The second group, supported by the army, no longer wants an election. Rumours of a possible coup increase with every passing day. There is talk of juntas. But what will happen if there is a coup?
The group whose style of life is more western will come to power backed by the army and will lose the support of the west; Europe would never support a coup. Ever-pragmatic America, on the other hand, could perhaps accept a putsch in exchange for support of its policies in northern Iraq and in the Middle East. But America faces a serious obstacle. A nation that has occupied Iraq saying it will bring “democracy” to the country will not be able to explain to the world or to itself why it supports an undemocratic coup in Turkey. And after the disaster of Iraq, it doesn’t have the power to sweep aside international objections. It would have to oppose a coup, like it or not.
So what will a country that gets funding from the west, possessing an army that gets weapons from the west, do if it breaks away from the west? I believe the second group has been considering this for some time. And has found an answer.If there is a coup in Turkey, the world would encounter a phenomenon it has never seen before. Subsequent to a coup, Turkey would seek a partnership with Russia and Iran and would obtain its weapons, energy and funding from these two countries. The natural gas, oil and nuclear power from Russia and Iran would suffice to keep Turkey on its feet, if only for a while.

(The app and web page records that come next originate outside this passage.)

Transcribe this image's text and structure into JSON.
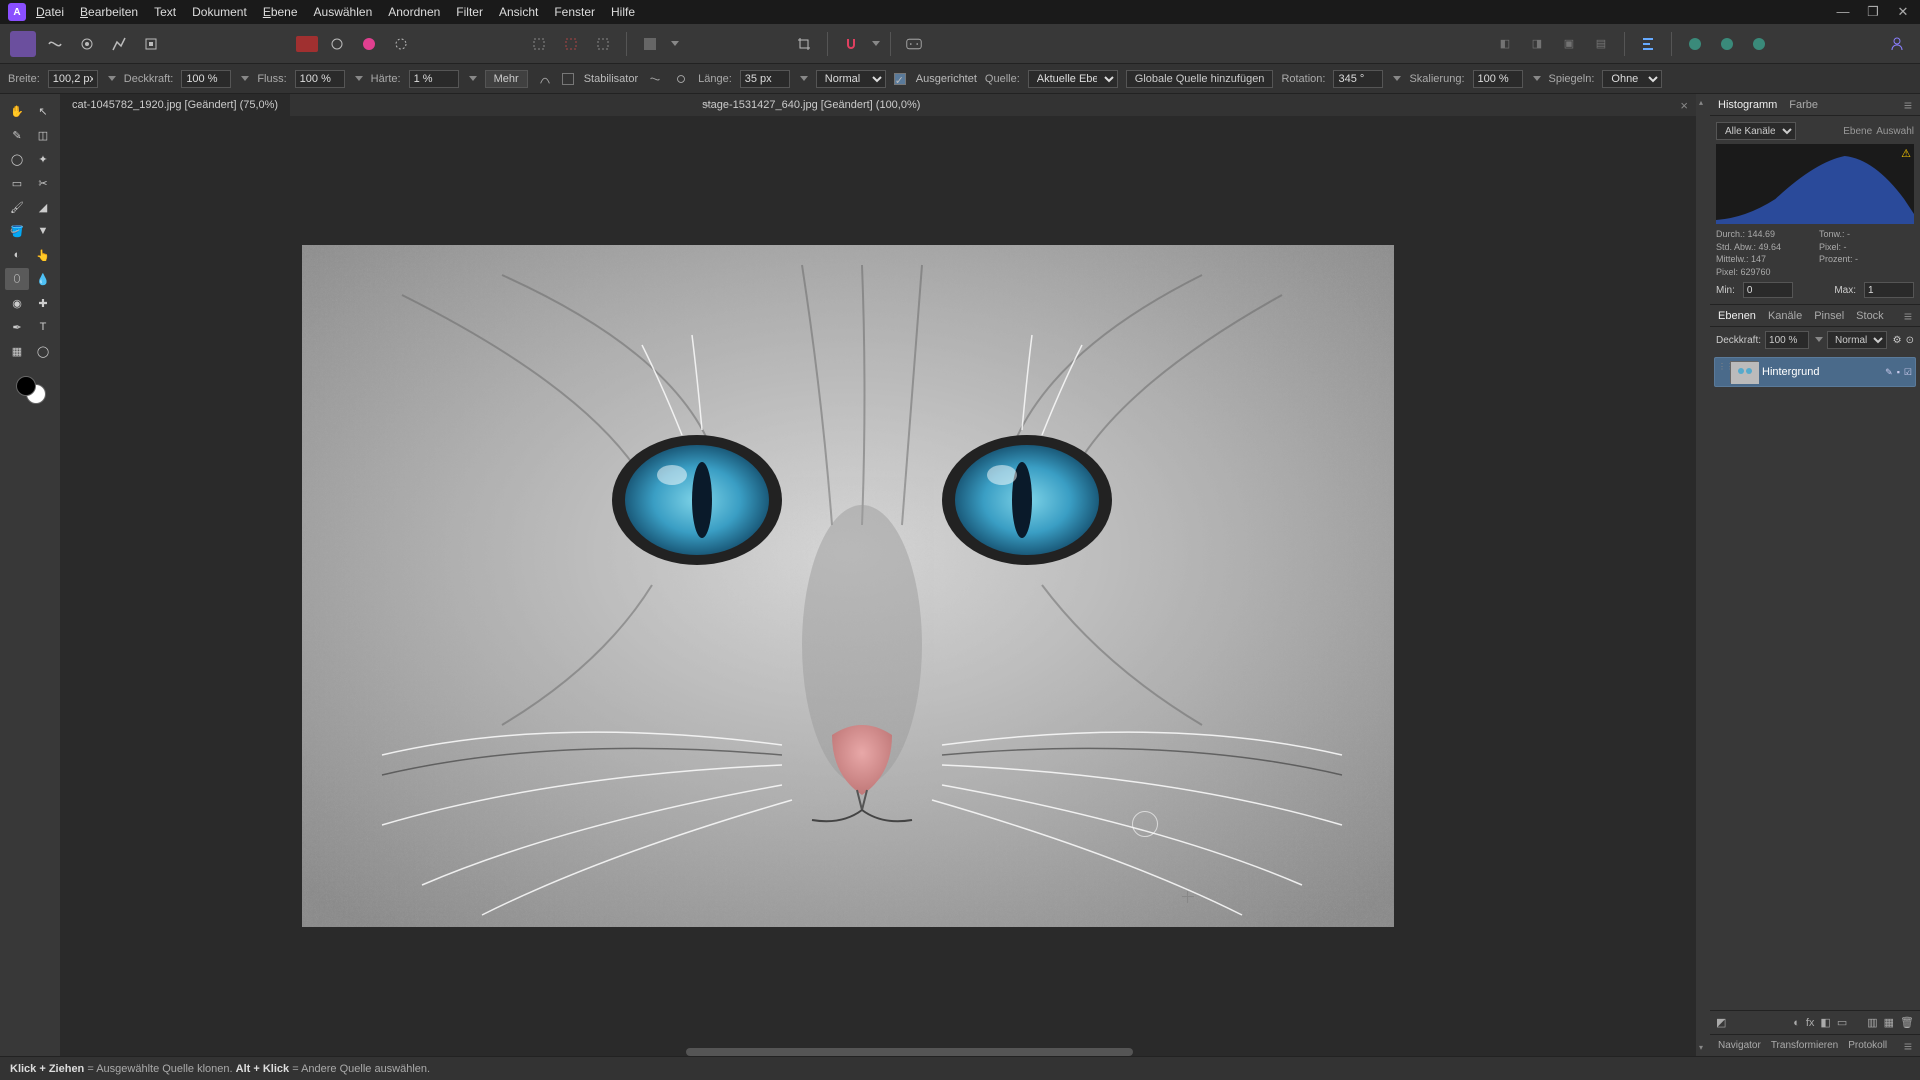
{
  "menu": {
    "items": [
      "Datei",
      "Bearbeiten",
      "Text",
      "Dokument",
      "Ebene",
      "Auswählen",
      "Anordnen",
      "Filter",
      "Ansicht",
      "Fenster",
      "Hilfe"
    ]
  },
  "context": {
    "width_label": "Breite:",
    "width": "100,2 px",
    "opacity_label": "Deckkraft:",
    "opacity": "100 %",
    "flow_label": "Fluss:",
    "flow": "100 %",
    "hardness_label": "Härte:",
    "hardness": "1 %",
    "more": "Mehr",
    "stabilizer": "Stabilisator",
    "length_label": "Länge:",
    "length": "35 px",
    "blend": "Normal",
    "aligned": "Ausgerichtet",
    "source_label": "Quelle:",
    "source": "Aktuelle Ebene",
    "add_global": "Globale Quelle hinzufügen",
    "rotation_label": "Rotation:",
    "rotation": "345 °",
    "scale_label": "Skalierung:",
    "scale": "100 %",
    "mirror_label": "Spiegeln:",
    "mirror": "Ohne"
  },
  "tabs": {
    "tab1": "cat-1045782_1920.jpg [Geändert] (75,0%)",
    "tab2": "stage-1531427_640.jpg [Geändert] (100,0%)"
  },
  "histogram": {
    "tab_histogram": "Histogramm",
    "tab_color": "Farbe",
    "channels": "Alle Kanäle",
    "btn_layer": "Ebene",
    "btn_selection": "Auswahl",
    "stat_mean": "Durch.: 144.69",
    "stat_stddev": "Std. Abw.: 49.64",
    "stat_median": "Mittelw.: 147",
    "stat_pixels": "Pixel: 629760",
    "stat_tone": "Tonw.: -",
    "stat_pix": "Pixel: -",
    "stat_percent": "Prozent: -",
    "min_label": "Min:",
    "min": "0",
    "max_label": "Max:",
    "max": "1"
  },
  "layers": {
    "tab_layers": "Ebenen",
    "tab_channels": "Kanäle",
    "tab_brush": "Pinsel",
    "tab_stock": "Stock",
    "opacity_label": "Deckkraft:",
    "opacity": "100 %",
    "blend": "Normal",
    "layer_name": "Hintergrund"
  },
  "bottom_tabs": {
    "navigator": "Navigator",
    "transform": "Transformieren",
    "history": "Protokoll"
  },
  "status": {
    "part1": "Klick + Ziehen",
    "part2": " = Ausgewählte Quelle klonen. ",
    "part3": "Alt + Klick",
    "part4": " = Andere Quelle auswählen."
  }
}
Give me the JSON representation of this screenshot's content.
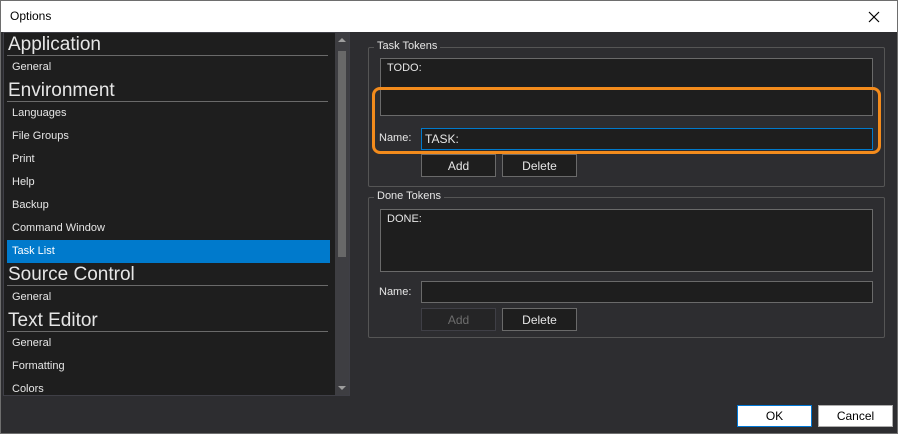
{
  "window": {
    "title": "Options"
  },
  "tree": {
    "sections": [
      {
        "header": "Application",
        "items": [
          "General"
        ]
      },
      {
        "header": "Environment",
        "items": [
          "Languages",
          "File Groups",
          "Print",
          "Help",
          "Backup",
          "Command Window",
          "Task List"
        ]
      },
      {
        "header": "Source Control",
        "items": [
          "General"
        ]
      },
      {
        "header": "Text Editor",
        "items": [
          "General",
          "Formatting",
          "Colors"
        ]
      }
    ],
    "selected": "Task List"
  },
  "task_tokens": {
    "legend": "Task Tokens",
    "list": [
      "TODO:"
    ],
    "name_label": "Name:",
    "name_value": "TASK:",
    "add_label": "Add",
    "delete_label": "Delete"
  },
  "done_tokens": {
    "legend": "Done Tokens",
    "list": [
      "DONE:"
    ],
    "name_label": "Name:",
    "name_value": "",
    "add_label": "Add",
    "delete_label": "Delete"
  },
  "footer": {
    "ok_label": "OK",
    "cancel_label": "Cancel"
  },
  "colors": {
    "accent": "#007acc",
    "highlight": "#f38b1c",
    "background": "#2d2d30",
    "panel": "#1e1e1e"
  }
}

But a block made up of Russia, Turkey and Iran could change the global balance. It would take complete control of the Middle East. It would imprison Europe within the borders of its small continent. It would draw the Caucasus, Afghanistan, and Pakistan under its sway. It would form close relations with the Muslim world. It would dominate the sources of oil. It would also be likely to form a partnership with China.
Such a development would dramatically decrease the effectiveness of a west made up of Europe, America and to a lesser degree, Japan. The new bloc would have great strength militarily, financially and in terms of energy sources. The Turkish fissure would thus lead to one on a global scale.
If there is to be a World War III, I believe it would emerge from this rift.
“Such a thing could never happen,” you may say. Those with incontrovertible data showing why it could not should speak up. But if it did – and I think it quite possible – what then?
To tell the truth, I think this scenario should be considered by all the actors involved: by those forming camps and divisions in today’s Turkey; by the Europe that tries to push Turkey out of Europe, dealing insolently with a nation whose imperial inheritance is at once magnificent and pathetic, and pretends to “instruct” rather than offer cooperation; and by an America which believes itself clever when it plays a double game in its Turkey policy.
A bloody conflict like that which seems to be approaching in Turkey could set the whole world on fire. And it is not as distant as one might think. Never forget that World War I began with a single gunshot.
Ahmet Altan is one of Turkey’s most successful writers. He lives in Istanbul